“This is the first time that the IS has released a Chinese song to recruit members or inspire its followers,” Zhu Yongbiao, an expert on the region from Lanzhou University was quoted as saying in the media report.
Chinese foreign ministry said the video showed the need for closer global cooperation in the fight against terrorism.
Foreign ministry spokeswoman Hua Chunying said she could not comment on whether the recording was issued by Islamic State, but said it showed that “terrorism is the common enemy of mankind” and the need to stop extremists using the Internet.
“In the face of terrorism, no country can stand on its own, and the international community should stand closer together and cooperate to jointly strike against all forms of terrorism,” Hua said at a news conference.
Chinese vice foreign minister Cheng Guoping told a separate briefing Beijing had already joined in anti-terrorism cooperation with Washington and Moscow, but gave no details.
“At present, relevant countries have proactively coordinated and consulted on their anti-Islamic State actions in Syria and they have had definite progress on fighting terrorism,” Cheng added.
China has increasingly been affected by the activities of militant groups, as its economic and business interests grew abroad over the recent years.
Three Chinese executives were killed in Mali when Islamist militants stormed a hotel, and Beijing vowed justice when IS killed a Chinese captive in November.
Chinese officials warn that some Muslim Uighurs, an ethnic group from the western region of Xinjiang, have travelled to battlegrounds in Syria and Iraq.
Beijing also claims it faces a serious threat from Islamist militants and separatists in energy-rich Xinjiang, where hundreds have died in violence in recent years.

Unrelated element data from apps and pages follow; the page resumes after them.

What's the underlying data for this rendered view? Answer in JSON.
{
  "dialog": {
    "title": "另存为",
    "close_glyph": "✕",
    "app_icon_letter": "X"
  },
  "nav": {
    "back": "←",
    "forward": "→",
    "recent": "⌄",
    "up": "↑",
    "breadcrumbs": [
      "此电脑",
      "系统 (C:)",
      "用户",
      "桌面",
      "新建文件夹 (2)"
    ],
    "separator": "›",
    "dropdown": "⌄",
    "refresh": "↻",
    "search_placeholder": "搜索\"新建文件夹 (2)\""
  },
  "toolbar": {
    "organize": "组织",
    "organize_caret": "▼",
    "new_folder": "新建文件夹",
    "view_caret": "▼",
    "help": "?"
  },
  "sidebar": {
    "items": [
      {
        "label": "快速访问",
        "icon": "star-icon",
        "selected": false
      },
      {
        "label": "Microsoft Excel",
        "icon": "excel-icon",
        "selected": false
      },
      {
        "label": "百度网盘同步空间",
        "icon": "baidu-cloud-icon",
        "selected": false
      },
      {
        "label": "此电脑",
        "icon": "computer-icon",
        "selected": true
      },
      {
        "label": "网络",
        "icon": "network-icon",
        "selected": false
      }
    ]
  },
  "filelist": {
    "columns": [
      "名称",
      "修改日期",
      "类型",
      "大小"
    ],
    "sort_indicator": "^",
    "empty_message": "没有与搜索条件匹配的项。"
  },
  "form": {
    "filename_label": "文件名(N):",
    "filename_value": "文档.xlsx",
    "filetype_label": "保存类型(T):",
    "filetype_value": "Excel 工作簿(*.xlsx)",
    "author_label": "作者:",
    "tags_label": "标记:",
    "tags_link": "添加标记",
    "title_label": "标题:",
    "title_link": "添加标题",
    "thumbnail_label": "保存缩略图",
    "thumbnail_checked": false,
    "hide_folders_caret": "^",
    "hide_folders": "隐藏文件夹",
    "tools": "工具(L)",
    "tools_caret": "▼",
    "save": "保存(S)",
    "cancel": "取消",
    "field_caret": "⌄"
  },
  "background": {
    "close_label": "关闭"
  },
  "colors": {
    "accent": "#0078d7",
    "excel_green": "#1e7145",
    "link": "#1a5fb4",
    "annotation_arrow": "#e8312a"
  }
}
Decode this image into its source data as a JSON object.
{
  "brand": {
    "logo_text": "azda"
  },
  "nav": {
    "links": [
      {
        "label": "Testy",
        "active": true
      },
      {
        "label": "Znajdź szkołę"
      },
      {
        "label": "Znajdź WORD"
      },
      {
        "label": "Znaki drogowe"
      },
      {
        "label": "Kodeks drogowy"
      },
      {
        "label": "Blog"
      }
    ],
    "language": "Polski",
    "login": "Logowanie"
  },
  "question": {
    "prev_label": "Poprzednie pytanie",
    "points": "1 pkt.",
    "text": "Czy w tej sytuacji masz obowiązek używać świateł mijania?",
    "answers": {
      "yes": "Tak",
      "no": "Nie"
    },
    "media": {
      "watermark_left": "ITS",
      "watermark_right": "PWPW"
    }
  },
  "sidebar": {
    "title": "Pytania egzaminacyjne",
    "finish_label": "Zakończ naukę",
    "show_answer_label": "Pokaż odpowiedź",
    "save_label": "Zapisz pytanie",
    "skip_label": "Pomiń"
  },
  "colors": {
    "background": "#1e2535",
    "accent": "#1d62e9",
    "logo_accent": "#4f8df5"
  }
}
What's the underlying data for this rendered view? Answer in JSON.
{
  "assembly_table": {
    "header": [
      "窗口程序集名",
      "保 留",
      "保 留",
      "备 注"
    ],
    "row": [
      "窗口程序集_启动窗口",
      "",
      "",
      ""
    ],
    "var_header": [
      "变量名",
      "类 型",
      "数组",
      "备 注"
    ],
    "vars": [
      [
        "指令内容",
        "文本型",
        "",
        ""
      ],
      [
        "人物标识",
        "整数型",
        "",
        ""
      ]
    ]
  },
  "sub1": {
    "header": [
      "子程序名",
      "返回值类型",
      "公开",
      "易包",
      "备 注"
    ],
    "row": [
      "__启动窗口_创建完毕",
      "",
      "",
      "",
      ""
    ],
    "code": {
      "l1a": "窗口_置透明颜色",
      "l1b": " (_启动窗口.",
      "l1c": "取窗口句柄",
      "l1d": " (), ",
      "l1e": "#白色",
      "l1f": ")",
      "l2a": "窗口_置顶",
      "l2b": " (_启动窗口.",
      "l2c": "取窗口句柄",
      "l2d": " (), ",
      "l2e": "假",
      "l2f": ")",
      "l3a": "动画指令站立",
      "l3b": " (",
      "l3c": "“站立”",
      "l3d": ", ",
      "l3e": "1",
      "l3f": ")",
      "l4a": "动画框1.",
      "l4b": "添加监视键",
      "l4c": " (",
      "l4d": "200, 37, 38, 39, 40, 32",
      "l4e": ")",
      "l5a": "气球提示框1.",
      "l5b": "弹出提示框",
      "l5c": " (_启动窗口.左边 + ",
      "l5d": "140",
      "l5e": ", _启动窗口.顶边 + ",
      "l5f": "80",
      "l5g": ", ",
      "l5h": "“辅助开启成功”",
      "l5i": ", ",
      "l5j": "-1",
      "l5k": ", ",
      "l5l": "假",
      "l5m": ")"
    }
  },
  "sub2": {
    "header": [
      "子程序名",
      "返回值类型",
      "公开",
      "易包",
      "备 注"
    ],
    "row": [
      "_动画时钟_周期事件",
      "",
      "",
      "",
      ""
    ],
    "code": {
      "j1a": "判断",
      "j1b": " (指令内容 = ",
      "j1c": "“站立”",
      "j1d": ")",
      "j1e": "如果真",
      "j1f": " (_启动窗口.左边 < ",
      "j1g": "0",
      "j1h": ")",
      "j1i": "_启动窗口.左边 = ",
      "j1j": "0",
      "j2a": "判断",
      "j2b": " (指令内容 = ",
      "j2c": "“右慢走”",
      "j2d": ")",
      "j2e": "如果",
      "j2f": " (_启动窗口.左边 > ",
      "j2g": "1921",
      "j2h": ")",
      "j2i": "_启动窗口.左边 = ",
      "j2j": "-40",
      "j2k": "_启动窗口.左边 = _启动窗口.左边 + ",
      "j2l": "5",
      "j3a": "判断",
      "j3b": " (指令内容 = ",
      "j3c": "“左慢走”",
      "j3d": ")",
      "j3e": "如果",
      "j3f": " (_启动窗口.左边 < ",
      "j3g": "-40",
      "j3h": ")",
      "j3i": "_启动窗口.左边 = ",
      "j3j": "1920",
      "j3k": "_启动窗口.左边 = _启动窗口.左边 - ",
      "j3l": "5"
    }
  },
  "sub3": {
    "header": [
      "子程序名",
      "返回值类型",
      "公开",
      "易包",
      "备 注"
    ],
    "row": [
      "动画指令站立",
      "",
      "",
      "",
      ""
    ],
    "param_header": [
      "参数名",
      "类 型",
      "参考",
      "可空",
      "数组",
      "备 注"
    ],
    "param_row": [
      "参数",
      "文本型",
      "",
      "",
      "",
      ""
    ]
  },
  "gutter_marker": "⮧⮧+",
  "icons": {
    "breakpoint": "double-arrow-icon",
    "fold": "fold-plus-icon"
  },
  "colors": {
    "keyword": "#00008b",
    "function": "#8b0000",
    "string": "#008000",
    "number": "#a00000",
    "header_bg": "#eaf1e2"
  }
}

Rights groups, however, doubt that a cohesive militant Islamist group exists there, saying the violence stems from popular anger at Chinese controls on religion and culture.